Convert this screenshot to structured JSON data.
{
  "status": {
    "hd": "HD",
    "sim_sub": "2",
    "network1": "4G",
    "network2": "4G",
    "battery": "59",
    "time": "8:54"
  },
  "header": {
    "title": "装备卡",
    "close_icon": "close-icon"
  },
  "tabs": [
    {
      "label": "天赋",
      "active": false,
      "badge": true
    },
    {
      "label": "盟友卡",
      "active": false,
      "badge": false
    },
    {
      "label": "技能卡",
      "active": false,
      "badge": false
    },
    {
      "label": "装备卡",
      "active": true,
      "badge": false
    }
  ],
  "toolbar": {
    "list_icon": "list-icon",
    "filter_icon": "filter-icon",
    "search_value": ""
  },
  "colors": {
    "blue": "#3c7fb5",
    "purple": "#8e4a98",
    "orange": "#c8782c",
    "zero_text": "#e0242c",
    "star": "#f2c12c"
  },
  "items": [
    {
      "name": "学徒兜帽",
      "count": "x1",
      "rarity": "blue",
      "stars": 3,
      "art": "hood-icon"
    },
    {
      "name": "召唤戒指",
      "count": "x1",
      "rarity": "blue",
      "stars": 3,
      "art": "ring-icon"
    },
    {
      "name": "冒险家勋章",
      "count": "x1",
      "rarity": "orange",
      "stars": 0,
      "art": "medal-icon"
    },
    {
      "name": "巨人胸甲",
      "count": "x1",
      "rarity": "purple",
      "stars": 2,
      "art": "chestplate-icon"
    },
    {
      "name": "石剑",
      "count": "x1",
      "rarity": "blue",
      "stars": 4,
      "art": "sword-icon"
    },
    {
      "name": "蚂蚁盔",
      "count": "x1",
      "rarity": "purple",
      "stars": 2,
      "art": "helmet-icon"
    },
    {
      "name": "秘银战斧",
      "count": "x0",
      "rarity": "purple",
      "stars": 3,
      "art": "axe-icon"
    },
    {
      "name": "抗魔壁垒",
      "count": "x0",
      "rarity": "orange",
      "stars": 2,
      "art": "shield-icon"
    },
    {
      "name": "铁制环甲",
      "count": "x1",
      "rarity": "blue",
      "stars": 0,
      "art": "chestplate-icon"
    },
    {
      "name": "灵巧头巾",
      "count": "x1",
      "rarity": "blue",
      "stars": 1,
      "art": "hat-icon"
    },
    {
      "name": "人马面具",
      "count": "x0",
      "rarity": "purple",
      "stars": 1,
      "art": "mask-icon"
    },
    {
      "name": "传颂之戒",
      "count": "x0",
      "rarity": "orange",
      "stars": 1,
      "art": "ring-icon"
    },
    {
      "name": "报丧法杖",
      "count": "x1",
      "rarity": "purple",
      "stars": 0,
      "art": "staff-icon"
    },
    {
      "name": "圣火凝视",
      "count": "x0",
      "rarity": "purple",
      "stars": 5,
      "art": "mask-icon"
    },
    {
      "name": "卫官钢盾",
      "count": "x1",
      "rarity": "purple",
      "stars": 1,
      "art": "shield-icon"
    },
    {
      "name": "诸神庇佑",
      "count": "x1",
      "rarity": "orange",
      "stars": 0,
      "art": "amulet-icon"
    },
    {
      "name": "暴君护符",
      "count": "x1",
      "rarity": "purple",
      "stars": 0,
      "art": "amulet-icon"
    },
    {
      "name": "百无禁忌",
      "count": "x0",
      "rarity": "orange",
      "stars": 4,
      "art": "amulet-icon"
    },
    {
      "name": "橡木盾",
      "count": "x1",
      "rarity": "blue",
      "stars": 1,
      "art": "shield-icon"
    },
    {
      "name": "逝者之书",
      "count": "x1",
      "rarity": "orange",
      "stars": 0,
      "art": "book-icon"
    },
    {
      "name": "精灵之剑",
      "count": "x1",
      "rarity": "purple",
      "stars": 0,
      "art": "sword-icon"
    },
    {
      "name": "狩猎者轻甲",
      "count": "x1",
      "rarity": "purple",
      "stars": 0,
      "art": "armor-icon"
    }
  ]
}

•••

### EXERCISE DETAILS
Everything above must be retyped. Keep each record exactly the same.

### ANSWER BOX
Convert this screenshot to structured JSON data.
{
  "status": {
    "hd": "HD",
    "sim_sub": "2",
    "network1": "4G",
    "network2": "4G",
    "battery": "59",
    "time": "8:54"
  },
  "header": {
    "title": "装备卡",
    "close_icon": "close-icon"
  },
  "tabs": [
    {
      "label": "天赋",
      "active": false,
      "badge": true
    },
    {
      "label": "盟友卡",
      "active": false,
      "badge": false
    },
    {
      "label": "技能卡",
      "active": false,
      "badge": false
    },
    {
      "label": "装备卡",
      "active": true,
      "badge": false
    }
  ],
  "toolbar": {
    "list_icon": "list-icon",
    "filter_icon": "filter-icon",
    "search_value": ""
  },
  "colors": {
    "blue": "#3c7fb5",
    "purple": "#8e4a98",
    "orange": "#c8782c",
    "zero_text": "#e0242c",
    "star": "#f2c12c"
  },
  "items": [
    {
      "name": "学徒兜帽",
      "count": "x1",
      "rarity": "blue",
      "stars": 3,
      "art": "hood-icon"
    },
    {
      "name": "召唤戒指",
      "count": "x1",
      "rarity": "blue",
      "stars": 3,
      "art": "ring-icon"
    },
    {
      "name": "冒险家勋章",
      "count": "x1",
      "rarity": "orange",
      "stars": 0,
      "art": "medal-icon"
    },
    {
      "name": "巨人胸甲",
      "count": "x1",
      "rarity": "purple",
      "stars": 2,
      "art": "chestplate-icon"
    },
    {
      "name": "石剑",
      "count": "x1",
      "rarity": "blue",
      "stars": 4,
      "art": "sword-icon"
    },
    {
      "name": "蚂蚁盔",
      "count": "x1",
      "rarity": "purple",
      "stars": 2,
      "art": "helmet-icon"
    },
    {
      "name": "秘银战斧",
      "count": "x0",
      "rarity": "purple",
      "stars": 3,
      "art": "axe-icon"
    },
    {
      "name": "抗魔壁垒",
      "count": "x0",
      "rarity": "orange",
      "stars": 2,
      "art": "shield-icon"
    },
    {
      "name": "铁制环甲",
      "count": "x1",
      "rarity": "blue",
      "stars": 0,
      "art": "chestplate-icon"
    },
    {
      "name": "灵巧头巾",
      "count": "x1",
      "rarity": "blue",
      "stars": 1,
      "art": "hat-icon"
    },
    {
      "name": "人马面具",
      "count": "x0",
      "rarity": "purple",
      "stars": 1,
      "art": "mask-icon"
    },
    {
      "name": "传颂之戒",
      "count": "x0",
      "rarity": "orange",
      "stars": 1,
      "art": "ring-icon"
    },
    {
      "name": "报丧法杖",
      "count": "x1",
      "rarity": "purple",
      "stars": 0,
      "art": "staff-icon"
    },
    {
      "name": "圣火凝视",
      "count": "x0",
      "rarity": "purple",
      "stars": 5,
      "art": "mask-icon"
    },
    {
      "name": "卫官钢盾",
      "count": "x1",
      "rarity": "purple",
      "stars": 1,
      "art": "shield-icon"
    },
    {
      "name": "诸神庇佑",
      "count": "x1",
      "rarity": "orange",
      "stars": 0,
      "art": "amulet-icon"
    },
    {
      "name": "暴君护符",
      "count": "x1",
      "rarity": "purple",
      "stars": 0,
      "art": "amulet-icon"
    },
    {
      "name": "百无禁忌",
      "count": "x0",
      "rarity": "orange",
      "stars": 4,
      "art": "amulet-icon"
    },
    {
      "name": "橡木盾",
      "count": "x1",
      "rarity": "blue",
      "stars": 1,
      "art": "shield-icon"
    },
    {
      "name": "逝者之书",
      "count": "x1",
      "rarity": "orange",
      "stars": 0,
      "art": "book-icon"
    },
    {
      "name": "精灵之剑",
      "count": "x1",
      "rarity": "purple",
      "stars": 0,
      "art": "sword-icon"
    },
    {
      "name": "狩猎者轻甲",
      "count": "x1",
      "rarity": "purple",
      "stars": 0,
      "art": "armor-icon"
    }
  ]
}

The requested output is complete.